→ **Exercise inputs**:
※ ※ ※

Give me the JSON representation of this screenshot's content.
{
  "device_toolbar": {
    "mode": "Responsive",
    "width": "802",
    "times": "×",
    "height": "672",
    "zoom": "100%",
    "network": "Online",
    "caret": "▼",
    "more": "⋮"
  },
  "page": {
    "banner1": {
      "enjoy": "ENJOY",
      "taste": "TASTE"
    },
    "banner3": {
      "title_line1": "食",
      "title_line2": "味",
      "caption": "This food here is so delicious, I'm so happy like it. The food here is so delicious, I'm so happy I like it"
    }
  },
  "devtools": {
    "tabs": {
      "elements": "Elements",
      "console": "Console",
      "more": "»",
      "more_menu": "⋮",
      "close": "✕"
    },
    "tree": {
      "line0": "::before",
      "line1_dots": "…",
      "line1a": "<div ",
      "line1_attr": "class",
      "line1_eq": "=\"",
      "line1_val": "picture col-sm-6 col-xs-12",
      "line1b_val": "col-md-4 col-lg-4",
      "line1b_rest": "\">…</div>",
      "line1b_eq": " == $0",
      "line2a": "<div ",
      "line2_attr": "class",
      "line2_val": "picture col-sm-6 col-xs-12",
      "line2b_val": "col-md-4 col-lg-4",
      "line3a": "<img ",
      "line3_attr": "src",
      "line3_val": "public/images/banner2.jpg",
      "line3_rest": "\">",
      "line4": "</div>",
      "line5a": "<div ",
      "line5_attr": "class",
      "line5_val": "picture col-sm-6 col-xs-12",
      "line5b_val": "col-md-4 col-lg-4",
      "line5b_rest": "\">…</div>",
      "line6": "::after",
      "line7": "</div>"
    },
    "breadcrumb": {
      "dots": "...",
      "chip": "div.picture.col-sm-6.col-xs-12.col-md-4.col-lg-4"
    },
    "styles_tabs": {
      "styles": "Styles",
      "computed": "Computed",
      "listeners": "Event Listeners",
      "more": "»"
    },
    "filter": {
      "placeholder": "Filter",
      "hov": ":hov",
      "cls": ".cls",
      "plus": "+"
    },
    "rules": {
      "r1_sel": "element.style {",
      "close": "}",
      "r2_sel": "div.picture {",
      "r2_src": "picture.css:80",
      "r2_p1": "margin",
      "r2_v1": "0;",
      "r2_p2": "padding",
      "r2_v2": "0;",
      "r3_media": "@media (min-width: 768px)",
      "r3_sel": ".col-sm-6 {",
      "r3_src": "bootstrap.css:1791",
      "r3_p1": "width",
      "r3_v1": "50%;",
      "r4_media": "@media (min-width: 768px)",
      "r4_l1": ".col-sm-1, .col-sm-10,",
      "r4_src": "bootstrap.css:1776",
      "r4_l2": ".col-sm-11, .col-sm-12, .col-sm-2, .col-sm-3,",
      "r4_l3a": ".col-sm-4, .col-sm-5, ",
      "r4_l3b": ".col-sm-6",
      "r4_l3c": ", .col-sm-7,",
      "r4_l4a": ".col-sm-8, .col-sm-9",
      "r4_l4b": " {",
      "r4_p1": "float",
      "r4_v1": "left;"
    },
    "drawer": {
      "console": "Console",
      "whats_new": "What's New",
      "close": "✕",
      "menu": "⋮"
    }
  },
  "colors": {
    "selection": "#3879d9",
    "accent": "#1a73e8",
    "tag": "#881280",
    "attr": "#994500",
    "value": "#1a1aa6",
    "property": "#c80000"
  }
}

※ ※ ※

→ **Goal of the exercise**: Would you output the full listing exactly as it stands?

→ **Response**:
Give me the JSON representation of this screenshot's content.
{
  "device_toolbar": {
    "mode": "Responsive",
    "width": "802",
    "times": "×",
    "height": "672",
    "zoom": "100%",
    "network": "Online",
    "caret": "▼",
    "more": "⋮"
  },
  "page": {
    "banner1": {
      "enjoy": "ENJOY",
      "taste": "TASTE"
    },
    "banner3": {
      "title_line1": "食",
      "title_line2": "味",
      "caption": "This food here is so delicious, I'm so happy like it. The food here is so delicious, I'm so happy I like it"
    }
  },
  "devtools": {
    "tabs": {
      "elements": "Elements",
      "console": "Console",
      "more": "»",
      "more_menu": "⋮",
      "close": "✕"
    },
    "tree": {
      "line0": "::before",
      "line1_dots": "…",
      "line1a": "<div ",
      "line1_attr": "class",
      "line1_eq": "=\"",
      "line1_val": "picture col-sm-6 col-xs-12",
      "line1b_val": "col-md-4 col-lg-4",
      "line1b_rest": "\">…</div>",
      "line1b_eq": " == $0",
      "line2a": "<div ",
      "line2_attr": "class",
      "line2_val": "picture col-sm-6 col-xs-12",
      "line2b_val": "col-md-4 col-lg-4",
      "line3a": "<img ",
      "line3_attr": "src",
      "line3_val": "public/images/banner2.jpg",
      "line3_rest": "\">",
      "line4": "</div>",
      "line5a": "<div ",
      "line5_attr": "class",
      "line5_val": "picture col-sm-6 col-xs-12",
      "line5b_val": "col-md-4 col-lg-4",
      "line5b_rest": "\">…</div>",
      "line6": "::after",
      "line7": "</div>"
    },
    "breadcrumb": {
      "dots": "...",
      "chip": "div.picture.col-sm-6.col-xs-12.col-md-4.col-lg-4"
    },
    "styles_tabs": {
      "styles": "Styles",
      "computed": "Computed",
      "listeners": "Event Listeners",
      "more": "»"
    },
    "filter": {
      "placeholder": "Filter",
      "hov": ":hov",
      "cls": ".cls",
      "plus": "+"
    },
    "rules": {
      "r1_sel": "element.style {",
      "close": "}",
      "r2_sel": "div.picture {",
      "r2_src": "picture.css:80",
      "r2_p1": "margin",
      "r2_v1": "0;",
      "r2_p2": "padding",
      "r2_v2": "0;",
      "r3_media": "@media (min-width: 768px)",
      "r3_sel": ".col-sm-6 {",
      "r3_src": "bootstrap.css:1791",
      "r3_p1": "width",
      "r3_v1": "50%;",
      "r4_media": "@media (min-width: 768px)",
      "r4_l1": ".col-sm-1, .col-sm-10,",
      "r4_src": "bootstrap.css:1776",
      "r4_l2": ".col-sm-11, .col-sm-12, .col-sm-2, .col-sm-3,",
      "r4_l3a": ".col-sm-4, .col-sm-5, ",
      "r4_l3b": ".col-sm-6",
      "r4_l3c": ", .col-sm-7,",
      "r4_l4a": ".col-sm-8, .col-sm-9",
      "r4_l4b": " {",
      "r4_p1": "float",
      "r4_v1": "left;"
    },
    "drawer": {
      "console": "Console",
      "whats_new": "What's New",
      "close": "✕",
      "menu": "⋮"
    }
  },
  "colors": {
    "selection": "#3879d9",
    "accent": "#1a73e8",
    "tag": "#881280",
    "attr": "#994500",
    "value": "#1a1aa6",
    "property": "#c80000"
  }
}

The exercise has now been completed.